‘precariat’ have all served to make small-scale entrepreneurialism, on the streets or elsewhere, a topical issue, and not an inevitably nostalgic one. Stedman Jones raised the (for him) unresolved question of whether immigrants (he names the Irish and Jewish specifically) were incorporated into or excluded from the idea of the ‘cockney’. I have argued that the historical street markets always retained the potential to hybridise culture across ethnicity, but in the present too mass movements of global migration again point to the persistence of the informal economy, and the

in Cheap Street
An interview with Leslie Ureña
Bénédicte Miyamoto and Marie Ruiz

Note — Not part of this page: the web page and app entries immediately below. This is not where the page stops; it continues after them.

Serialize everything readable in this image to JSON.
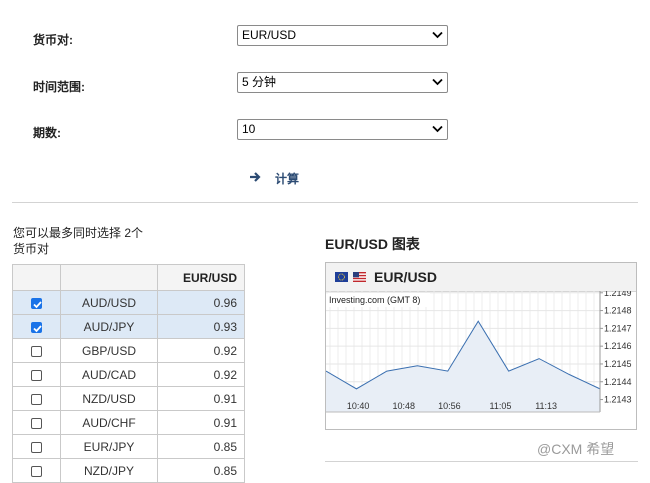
{
  "form": {
    "currency_pair": {
      "label": "货币对:",
      "value": "EUR/USD"
    },
    "time_frame": {
      "label": "时间范围:",
      "value": "5 分钟"
    },
    "periods": {
      "label": "期数:",
      "value": "10"
    },
    "calculate_label": "计算"
  },
  "selection_note": "您可以最多同时选择 2个货币对",
  "table": {
    "header": [
      "",
      "",
      "EUR/USD"
    ],
    "rows": [
      {
        "checked": true,
        "pair": "AUD/USD",
        "value": "0.96"
      },
      {
        "checked": true,
        "pair": "AUD/JPY",
        "value": "0.93"
      },
      {
        "checked": false,
        "pair": "GBP/USD",
        "value": "0.92"
      },
      {
        "checked": false,
        "pair": "AUD/CAD",
        "value": "0.92"
      },
      {
        "checked": false,
        "pair": "NZD/USD",
        "value": "0.91"
      },
      {
        "checked": false,
        "pair": "AUD/CHF",
        "value": "0.91"
      },
      {
        "checked": false,
        "pair": "EUR/JPY",
        "value": "0.85"
      },
      {
        "checked": false,
        "pair": "NZD/JPY",
        "value": "0.85"
      }
    ]
  },
  "chart_panel": {
    "title": "EUR/USD 图表",
    "pair": "EUR/USD",
    "flags": [
      "eu-flag-icon",
      "us-flag-icon"
    ]
  },
  "chart_data": {
    "type": "area",
    "source_label": "Investing.com (GMT 8)",
    "x": [
      "10:36",
      "10:42",
      "10:48",
      "10:54",
      "11:00",
      "11:04",
      "11:08",
      "11:14",
      "11:20",
      "11:24"
    ],
    "values": [
      1.21446,
      1.21436,
      1.21446,
      1.21449,
      1.21446,
      1.21474,
      1.21446,
      1.21453,
      1.21444,
      1.21436
    ],
    "x_tick_labels": [
      "10:40",
      "10:48",
      "10:56",
      "11:05",
      "11:13"
    ],
    "y_tick_labels": [
      "1.2149",
      "1.2148",
      "1.2147",
      "1.2146",
      "1.2145",
      "1.2144",
      "1.2143"
    ],
    "y_ticks": [
      1.2149,
      1.2148,
      1.2147,
      1.2146,
      1.2145,
      1.2144,
      1.2143
    ],
    "ylim": [
      1.21423,
      1.21491
    ],
    "grid": true,
    "line_color": "#3a6fb0",
    "fill_color": "#e8eef6"
  },
  "watermark": "@CXM 希望"
}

photography. It might provide more context, more empathy, but the visual medium can only provide additional information, not mediate an experience. Editors: Documentary photography on global migration seems to have generally favoured a perspective framed by trauma and forced displacement … Leslie Ureña: Yes – and any photograph that shows suffering, that chooses suffering for its subject, that is emotional, it can be dangerous – or should I say tricky – even more so in our time of heightened dissemination. I’d like to think that these migration projects start from a

in Art and migration